Parish Diary

Fr. Peter J. Daly

July 5, 2004


            Is anyone in your parish talking about Sudan?

Probably not.  Sudan is not very much on America’s radar screen. It should be though.

Why? Because a great crime against humanity is taking place there right now. The crime is “ethnic cleansing” or “genocide” depending on your terminology. It is being carried out by official, government-sponsored, thugs known as the Janjaweed. They call themselves a militia. They are, in fact, gangs of criminals. They are backed up by Sudanese government agencies, including government aircraft.

This ethnic cleansing is taking place in the Sudan’s western province of Darfur, a thinly populated expanse of desert and mountains nearly the size of Texas.

Darfur is mainly populated by three black African tribes; the  Fur”, the “Masalit” and the “Zaghawa” tribes.

Like most of the rest of Sudan, they are Moslems. But they are not like their rulers in Khartoum. The people of Darfur are black Africans, while the elites near the capital are mostly lighter skinned Arabs. 

In simplest terms this is racially motivated ethnic cleansing. Light skinned Arabs killing darker skinned blacks. Moslem killing Moslem.

The modus operandi of the Janjaweed, according to press accounts, is simple and horrible. Government planes bomb the villages. The militia, on horseback, go into the villages. They kill or drive out all the men. They systematically rape the women, telling them repeatedly that they are slaves and that they want to make a “light baby.” They then burn the towns to the ground and destroy the fields and crops so that there will be nothing to return to.

The Washington Post reported that more than 1.2 million people have been driven from their homes. Several hundred thousand have fled Sudan altogether into neighboring Chad. There they live in internationally supported refugee camps. The camps are a horrible existence, but, at least, their own government is not attacking them.

Some camps have been set up inside Sudan. These are run by international relief agencies according to press reports. The government has not cooperated in getting food aid to these people. It has, in fact, blocked or stolen food aide.

According to press accounts, it is entirely possible that as many as a million people may starve to death by the end of the year if something is not done to get aid to them before the annual rains come.

In June, Secretary of State Colin Powel and U. N. Secretary General Kofi Annan visited some of these internal refugee camps. Both men knew that these were staged visits to show camps, just like the camps the Nazis used for tours by the Red Cross. But even in these “show” camps, the conditions were horrible.

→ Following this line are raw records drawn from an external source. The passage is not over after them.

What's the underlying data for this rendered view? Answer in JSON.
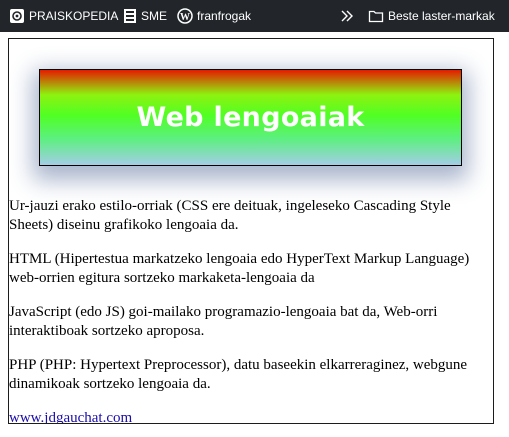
{
  "bookmarks_bar": {
    "items": [
      {
        "label": "PRAISKOPEDIA",
        "icon": "praiskopedia-favicon"
      },
      {
        "label": "SME",
        "icon": "document-favicon"
      },
      {
        "label": "franfrogak",
        "icon": "wordpress-icon"
      }
    ],
    "overflow_icon": "chevron-double-right-icon",
    "other_bookmarks": {
      "label": "Beste laster-markak",
      "icon": "folder-icon"
    }
  },
  "page": {
    "banner_title": "Web lengoaiak",
    "paragraphs": [
      "Ur-jauzi erako estilo-orriak (CSS ere deituak, ingeleseko Cascading Style Sheets) diseinu grafikoko lengoaia da.",
      "HTML (Hipertestua markatzeko lengoaia edo HyperText Markup Language) web-orrien egitura sortzeko markaketa-lengoaia da",
      "JavaScript (edo JS) goi-mailako programazio-lengoaia bat da, Web-orri interaktiboak sortzeko aproposa.",
      "PHP (PHP: Hypertext Preprocessor), datu baseekin elkarreraginez, webgune dinamikoak sortzeko lengoaia da."
    ],
    "link_text": "www.jdgauchat.com"
  },
  "colors": {
    "bookmarks_bar_bg": "#22262b",
    "banner_gradient": [
      "#e51a00",
      "#8ef20f",
      "#50ff24",
      "#5cf07f",
      "#a3cde6"
    ],
    "banner_shadow": "#a8b4cc",
    "link": "#1a0dab"
  }
}
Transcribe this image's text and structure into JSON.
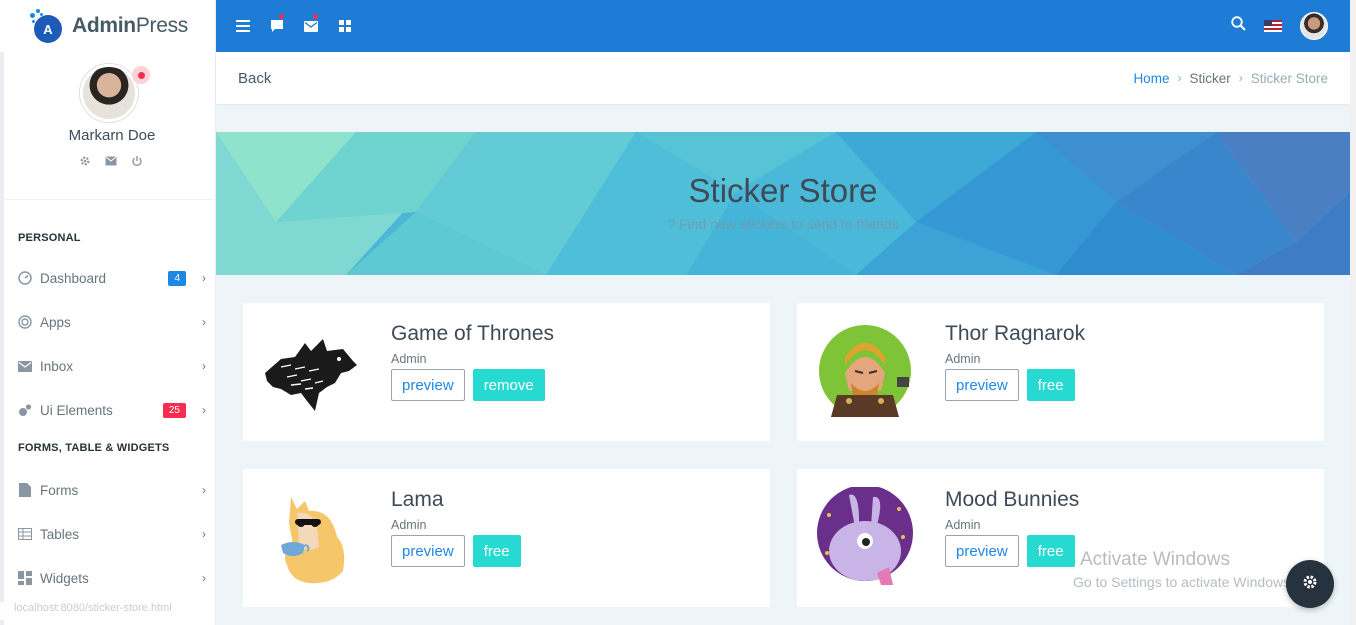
{
  "brand": {
    "name_bold": "Admin",
    "name_light": "Press"
  },
  "profile": {
    "name": "Markarn Doe"
  },
  "sidebar": {
    "personal_caption": "PERSONAL",
    "personal_items": [
      {
        "label": "Dashboard",
        "icon": "gauge-icon",
        "badge": "4",
        "badge_color": "#1e88e5"
      },
      {
        "label": "Apps",
        "icon": "target-icon"
      },
      {
        "label": "Inbox",
        "icon": "mail-icon"
      },
      {
        "label": "Ui Elements",
        "icon": "bubbles-icon",
        "badge": "25",
        "badge_color": "#f62d51"
      }
    ],
    "forms_caption": "FORMS, TABLE & WIDGETS",
    "forms_items": [
      {
        "label": "Forms",
        "icon": "file-icon"
      },
      {
        "label": "Tables",
        "icon": "table-icon"
      },
      {
        "label": "Widgets",
        "icon": "widgets-icon"
      }
    ]
  },
  "page": {
    "back_label": "Back",
    "breadcrumb": {
      "home": "Home",
      "section": "Sticker",
      "current": "Sticker Store"
    }
  },
  "banner": {
    "title": "Sticker Store",
    "subtitle": "? Find new stickers to send to friends"
  },
  "stickers": [
    {
      "title": "Game of Thrones",
      "author": "Admin",
      "preview": "preview",
      "action": "remove"
    },
    {
      "title": "Thor Ragnarok",
      "author": "Admin",
      "preview": "preview",
      "action": "free"
    },
    {
      "title": "Lama",
      "author": "Admin",
      "preview": "preview",
      "action": "free"
    },
    {
      "title": "Mood Bunnies",
      "author": "Admin",
      "preview": "preview",
      "action": "free"
    }
  ],
  "watermark": {
    "line1": "Activate Windows",
    "line2": "Go to Settings to activate Windows."
  },
  "status_url": "localhost:8080/sticker-store.html",
  "colors": {
    "topbar": "#1e7bd6",
    "accent": "#1e88e5",
    "teal": "#26dad2"
  }
}
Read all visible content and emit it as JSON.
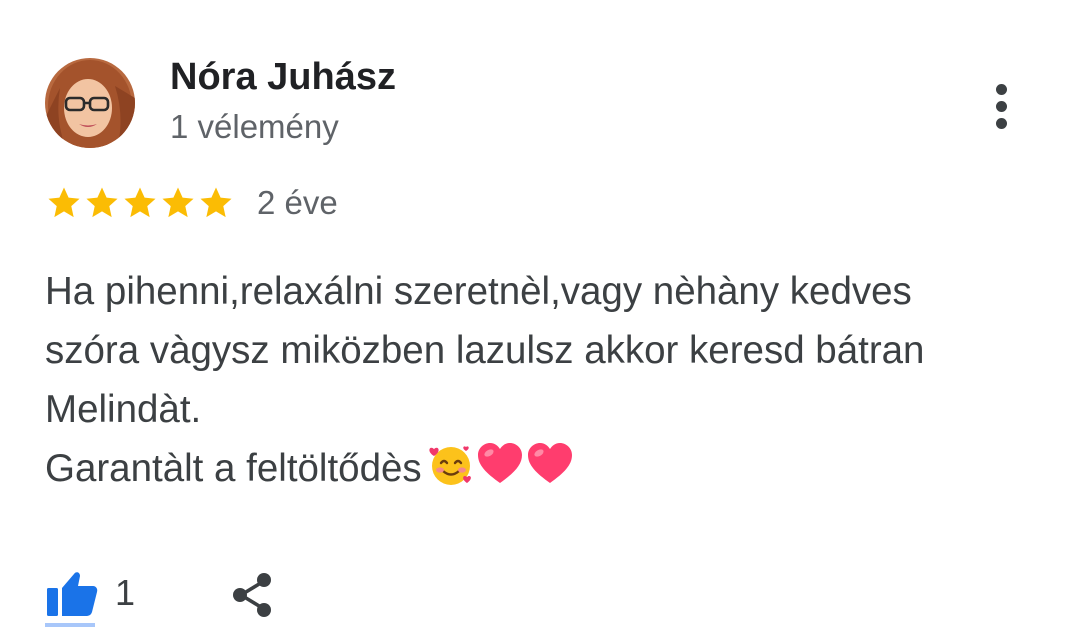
{
  "reviewer": {
    "name": "Nóra Juhász",
    "review_count": "1 vélemény",
    "avatar_icon": "profile-photo"
  },
  "review": {
    "rating": 5,
    "rating_max": 5,
    "date": "2 éve",
    "text_lines": [
      "Ha pihenni,relaxálni szeretnèl,vagy nèhàny kedves",
      "szóra vàgysz miközben lazulsz akkor keresd bátran",
      "Melindàt.",
      "Garantàlt a feltöltődès"
    ],
    "emojis": [
      "smiling-face-with-hearts",
      "red-heart",
      "red-heart"
    ]
  },
  "actions": {
    "like_count": "1",
    "like_icon": "thumbs-up-icon",
    "share_icon": "share-icon",
    "more_icon": "more-vert-icon"
  },
  "colors": {
    "star": "#fbbc04",
    "accent": "#1a73e8",
    "text_primary": "#202124",
    "text_secondary": "#5f6368",
    "heart": "#ff3d6e"
  }
}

On June 30, the Washington Post reported that there is a systematic campaign of rape against Darfur women, encouraged by the government.

            To date the international community has been reluctant to call this “genocide.” This is because the term is freighted with meaning. Under international law nations must respond if they know that genocide is taking place.

            Only ten years ago, to the shame of the whole world, the international community stood by while half a million people were slaughtered in Rwanda. It was not much on the news until it was too late. It was almost never mentioned in our prayers. It was hardly on our radar screen.

            It is a nightmare to think that it is happening again. In the name of God we should cry out to heaven to stop what is going on in Darfur, Sudan. It is a matter that concerns all believers.

            Why am I writing about it? I don’t want it said that I did not at least raise my voice in protest.